*** Opening SOURCE DATA ***

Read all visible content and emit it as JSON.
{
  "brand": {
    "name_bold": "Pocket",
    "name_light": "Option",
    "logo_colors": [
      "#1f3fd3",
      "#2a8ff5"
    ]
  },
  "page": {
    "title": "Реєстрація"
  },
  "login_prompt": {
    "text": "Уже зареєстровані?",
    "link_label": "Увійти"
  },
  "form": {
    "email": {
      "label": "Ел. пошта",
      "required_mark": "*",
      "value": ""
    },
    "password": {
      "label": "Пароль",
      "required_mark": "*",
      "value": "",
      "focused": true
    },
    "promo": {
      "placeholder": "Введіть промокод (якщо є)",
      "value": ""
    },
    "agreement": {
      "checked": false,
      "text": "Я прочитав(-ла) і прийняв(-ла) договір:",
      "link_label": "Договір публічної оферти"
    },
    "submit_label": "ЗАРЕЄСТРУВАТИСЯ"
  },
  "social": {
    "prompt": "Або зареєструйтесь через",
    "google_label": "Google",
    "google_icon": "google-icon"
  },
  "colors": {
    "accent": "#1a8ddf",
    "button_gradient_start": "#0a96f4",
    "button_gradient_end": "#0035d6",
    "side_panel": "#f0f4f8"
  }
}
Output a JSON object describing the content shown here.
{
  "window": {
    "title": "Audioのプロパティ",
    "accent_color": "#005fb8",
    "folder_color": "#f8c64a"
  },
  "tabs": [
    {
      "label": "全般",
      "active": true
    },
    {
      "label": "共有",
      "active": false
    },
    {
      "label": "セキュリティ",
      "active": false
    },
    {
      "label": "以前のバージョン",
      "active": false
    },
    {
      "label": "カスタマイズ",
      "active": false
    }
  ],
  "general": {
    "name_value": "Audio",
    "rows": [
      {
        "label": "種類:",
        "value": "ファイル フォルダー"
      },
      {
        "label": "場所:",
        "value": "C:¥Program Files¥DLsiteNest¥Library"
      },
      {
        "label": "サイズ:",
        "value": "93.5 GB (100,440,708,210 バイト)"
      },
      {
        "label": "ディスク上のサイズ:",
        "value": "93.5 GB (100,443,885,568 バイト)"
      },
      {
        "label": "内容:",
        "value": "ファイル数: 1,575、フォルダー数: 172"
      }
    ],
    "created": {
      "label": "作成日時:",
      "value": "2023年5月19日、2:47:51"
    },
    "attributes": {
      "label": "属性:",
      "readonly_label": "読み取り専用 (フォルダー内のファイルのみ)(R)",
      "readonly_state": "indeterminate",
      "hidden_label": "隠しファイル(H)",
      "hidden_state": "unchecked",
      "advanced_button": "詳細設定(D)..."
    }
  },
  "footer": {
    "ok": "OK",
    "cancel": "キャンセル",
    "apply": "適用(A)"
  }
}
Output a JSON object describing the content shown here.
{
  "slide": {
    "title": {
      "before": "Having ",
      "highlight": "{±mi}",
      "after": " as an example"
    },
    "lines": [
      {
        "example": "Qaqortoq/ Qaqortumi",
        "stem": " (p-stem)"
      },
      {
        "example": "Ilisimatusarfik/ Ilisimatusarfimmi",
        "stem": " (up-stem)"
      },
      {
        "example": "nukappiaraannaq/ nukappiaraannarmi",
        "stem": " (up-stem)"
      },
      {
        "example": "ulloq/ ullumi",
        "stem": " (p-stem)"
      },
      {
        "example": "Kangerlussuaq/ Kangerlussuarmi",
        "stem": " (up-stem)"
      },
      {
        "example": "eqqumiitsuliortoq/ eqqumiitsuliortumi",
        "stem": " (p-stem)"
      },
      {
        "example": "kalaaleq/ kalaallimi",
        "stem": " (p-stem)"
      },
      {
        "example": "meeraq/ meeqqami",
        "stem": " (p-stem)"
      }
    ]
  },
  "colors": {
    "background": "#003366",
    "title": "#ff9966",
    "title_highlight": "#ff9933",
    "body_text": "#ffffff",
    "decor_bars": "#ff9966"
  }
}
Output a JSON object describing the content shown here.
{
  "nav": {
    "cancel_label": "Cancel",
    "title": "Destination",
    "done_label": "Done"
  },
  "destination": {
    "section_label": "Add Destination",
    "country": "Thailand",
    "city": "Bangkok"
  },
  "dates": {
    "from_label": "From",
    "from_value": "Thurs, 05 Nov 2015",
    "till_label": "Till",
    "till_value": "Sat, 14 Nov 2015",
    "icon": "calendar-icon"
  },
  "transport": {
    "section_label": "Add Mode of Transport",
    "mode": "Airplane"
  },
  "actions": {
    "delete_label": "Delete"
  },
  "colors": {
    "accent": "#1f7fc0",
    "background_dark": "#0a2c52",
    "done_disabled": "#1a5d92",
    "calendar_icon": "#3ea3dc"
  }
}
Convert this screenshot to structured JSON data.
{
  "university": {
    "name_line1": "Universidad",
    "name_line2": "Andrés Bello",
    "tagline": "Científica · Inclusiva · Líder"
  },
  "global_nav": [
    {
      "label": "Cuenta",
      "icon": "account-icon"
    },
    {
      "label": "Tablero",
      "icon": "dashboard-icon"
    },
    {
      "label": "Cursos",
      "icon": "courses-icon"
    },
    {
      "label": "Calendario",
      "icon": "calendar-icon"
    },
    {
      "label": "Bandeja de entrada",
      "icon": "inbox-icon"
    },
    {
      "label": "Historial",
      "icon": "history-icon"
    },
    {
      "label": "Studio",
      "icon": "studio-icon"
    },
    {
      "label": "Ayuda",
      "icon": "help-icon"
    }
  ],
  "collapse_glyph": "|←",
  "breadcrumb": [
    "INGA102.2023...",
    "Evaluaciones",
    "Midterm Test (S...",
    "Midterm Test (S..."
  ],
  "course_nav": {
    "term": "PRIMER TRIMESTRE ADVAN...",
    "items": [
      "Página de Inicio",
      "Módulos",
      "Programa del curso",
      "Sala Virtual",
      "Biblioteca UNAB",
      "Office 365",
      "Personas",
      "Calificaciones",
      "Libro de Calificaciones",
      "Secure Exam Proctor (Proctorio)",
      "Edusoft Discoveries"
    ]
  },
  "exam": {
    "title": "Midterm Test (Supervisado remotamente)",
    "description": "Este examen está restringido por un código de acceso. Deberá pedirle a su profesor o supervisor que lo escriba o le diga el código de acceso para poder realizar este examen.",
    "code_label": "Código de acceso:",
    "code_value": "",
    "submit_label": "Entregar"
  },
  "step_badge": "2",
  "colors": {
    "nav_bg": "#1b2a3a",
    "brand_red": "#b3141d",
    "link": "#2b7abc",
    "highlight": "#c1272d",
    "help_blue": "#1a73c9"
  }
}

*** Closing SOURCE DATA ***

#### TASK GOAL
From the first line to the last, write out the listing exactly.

#### THE ANSWER
Read all visible content and emit it as JSON.
{
  "brand": {
    "name_bold": "Pocket",
    "name_light": "Option",
    "logo_colors": [
      "#1f3fd3",
      "#2a8ff5"
    ]
  },
  "page": {
    "title": "Реєстрація"
  },
  "login_prompt": {
    "text": "Уже зареєстровані?",
    "link_label": "Увійти"
  },
  "form": {
    "email": {
      "label": "Ел. пошта",
      "required_mark": "*",
      "value": ""
    },
    "password": {
      "label": "Пароль",
      "required_mark": "*",
      "value": "",
      "focused": true
    },
    "promo": {
      "placeholder": "Введіть промокод (якщо є)",
      "value": ""
    },
    "agreement": {
      "checked": false,
      "text": "Я прочитав(-ла) і прийняв(-ла) договір:",
      "link_label": "Договір публічної оферти"
    },
    "submit_label": "ЗАРЕЄСТРУВАТИСЯ"
  },
  "social": {
    "prompt": "Або зареєструйтесь через",
    "google_label": "Google",
    "google_icon": "google-icon"
  },
  "colors": {
    "accent": "#1a8ddf",
    "button_gradient_start": "#0a96f4",
    "button_gradient_end": "#0035d6",
    "side_panel": "#f0f4f8"
  }
}
Output a JSON object describing the content shown here.
{
  "window": {
    "title": "Audioのプロパティ",
    "accent_color": "#005fb8",
    "folder_color": "#f8c64a"
  },
  "tabs": [
    {
      "label": "全般",
      "active": true
    },
    {
      "label": "共有",
      "active": false
    },
    {
      "label": "セキュリティ",
      "active": false
    },
    {
      "label": "以前のバージョン",
      "active": false
    },
    {
      "label": "カスタマイズ",
      "active": false
    }
  ],
  "general": {
    "name_value": "Audio",
    "rows": [
      {
        "label": "種類:",
        "value": "ファイル フォルダー"
      },
      {
        "label": "場所:",
        "value": "C:¥Program Files¥DLsiteNest¥Library"
      },
      {
        "label": "サイズ:",
        "value": "93.5 GB (100,440,708,210 バイト)"
      },
      {
        "label": "ディスク上のサイズ:",
        "value": "93.5 GB (100,443,885,568 バイト)"
      },
      {
        "label": "内容:",
        "value": "ファイル数: 1,575、フォルダー数: 172"
      }
    ],
    "created": {
      "label": "作成日時:",
      "value": "2023年5月19日、2:47:51"
    },
    "attributes": {
      "label": "属性:",
      "readonly_label": "読み取り専用 (フォルダー内のファイルのみ)(R)",
      "readonly_state": "indeterminate",
      "hidden_label": "隠しファイル(H)",
      "hidden_state": "unchecked",
      "advanced_button": "詳細設定(D)..."
    }
  },
  "footer": {
    "ok": "OK",
    "cancel": "キャンセル",
    "apply": "適用(A)"
  }
}
Output a JSON object describing the content shown here.
{
  "slide": {
    "title": {
      "before": "Having ",
      "highlight": "{±mi}",
      "after": " as an example"
    },
    "lines": [
      {
        "example": "Qaqortoq/ Qaqortumi",
        "stem": " (p-stem)"
      },
      {
        "example": "Ilisimatusarfik/ Ilisimatusarfimmi",
        "stem": " (up-stem)"
      },
      {
        "example": "nukappiaraannaq/ nukappiaraannarmi",
        "stem": " (up-stem)"
      },
      {
        "example": "ulloq/ ullumi",
        "stem": " (p-stem)"
      },
      {
        "example": "Kangerlussuaq/ Kangerlussuarmi",
        "stem": " (up-stem)"
      },
      {
        "example": "eqqumiitsuliortoq/ eqqumiitsuliortumi",
        "stem": " (p-stem)"
      },
      {
        "example": "kalaaleq/ kalaallimi",
        "stem": " (p-stem)"
      },
      {
        "example": "meeraq/ meeqqami",
        "stem": " (p-stem)"
      }
    ]
  },
  "colors": {
    "background": "#003366",
    "title": "#ff9966",
    "title_highlight": "#ff9933",
    "body_text": "#ffffff",
    "decor_bars": "#ff9966"
  }
}
Output a JSON object describing the content shown here.
{
  "nav": {
    "cancel_label": "Cancel",
    "title": "Destination",
    "done_label": "Done"
  },
  "destination": {
    "section_label": "Add Destination",
    "country": "Thailand",
    "city": "Bangkok"
  },
  "dates": {
    "from_label": "From",
    "from_value": "Thurs, 05 Nov 2015",
    "till_label": "Till",
    "till_value": "Sat, 14 Nov 2015",
    "icon": "calendar-icon"
  },
  "transport": {
    "section_label": "Add Mode of Transport",
    "mode": "Airplane"
  },
  "actions": {
    "delete_label": "Delete"
  },
  "colors": {
    "accent": "#1f7fc0",
    "background_dark": "#0a2c52",
    "done_disabled": "#1a5d92",
    "calendar_icon": "#3ea3dc"
  }
}
Convert this screenshot to structured JSON data.
{
  "university": {
    "name_line1": "Universidad",
    "name_line2": "Andrés Bello",
    "tagline": "Científica · Inclusiva · Líder"
  },
  "global_nav": [
    {
      "label": "Cuenta",
      "icon": "account-icon"
    },
    {
      "label": "Tablero",
      "icon": "dashboard-icon"
    },
    {
      "label": "Cursos",
      "icon": "courses-icon"
    },
    {
      "label": "Calendario",
      "icon": "calendar-icon"
    },
    {
      "label": "Bandeja de entrada",
      "icon": "inbox-icon"
    },
    {
      "label": "Historial",
      "icon": "history-icon"
    },
    {
      "label": "Studio",
      "icon": "studio-icon"
    },
    {
      "label": "Ayuda",
      "icon": "help-icon"
    }
  ],
  "collapse_glyph": "|←",
  "breadcrumb": [
    "INGA102.2023...",
    "Evaluaciones",
    "Midterm Test (S...",
    "Midterm Test (S..."
  ],
  "course_nav": {
    "term": "PRIMER TRIMESTRE ADVAN...",
    "items": [
      "Página de Inicio",
      "Módulos",
      "Programa del curso",
      "Sala Virtual",
      "Biblioteca UNAB",
      "Office 365",
      "Personas",
      "Calificaciones",
      "Libro de Calificaciones",
      "Secure Exam Proctor (Proctorio)",
      "Edusoft Discoveries"
    ]
  },
  "exam": {
    "title": "Midterm Test (Supervisado remotamente)",
    "description": "Este examen está restringido por un código de acceso. Deberá pedirle a su profesor o supervisor que lo escriba o le diga el código de acceso para poder realizar este examen.",
    "code_label": "Código de acceso:",
    "code_value": "",
    "submit_label": "Entregar"
  },
  "step_badge": "2",
  "colors": {
    "nav_bg": "#1b2a3a",
    "brand_red": "#b3141d",
    "link": "#2b7abc",
    "highlight": "#c1272d",
    "help_blue": "#1a73c9"
  }
}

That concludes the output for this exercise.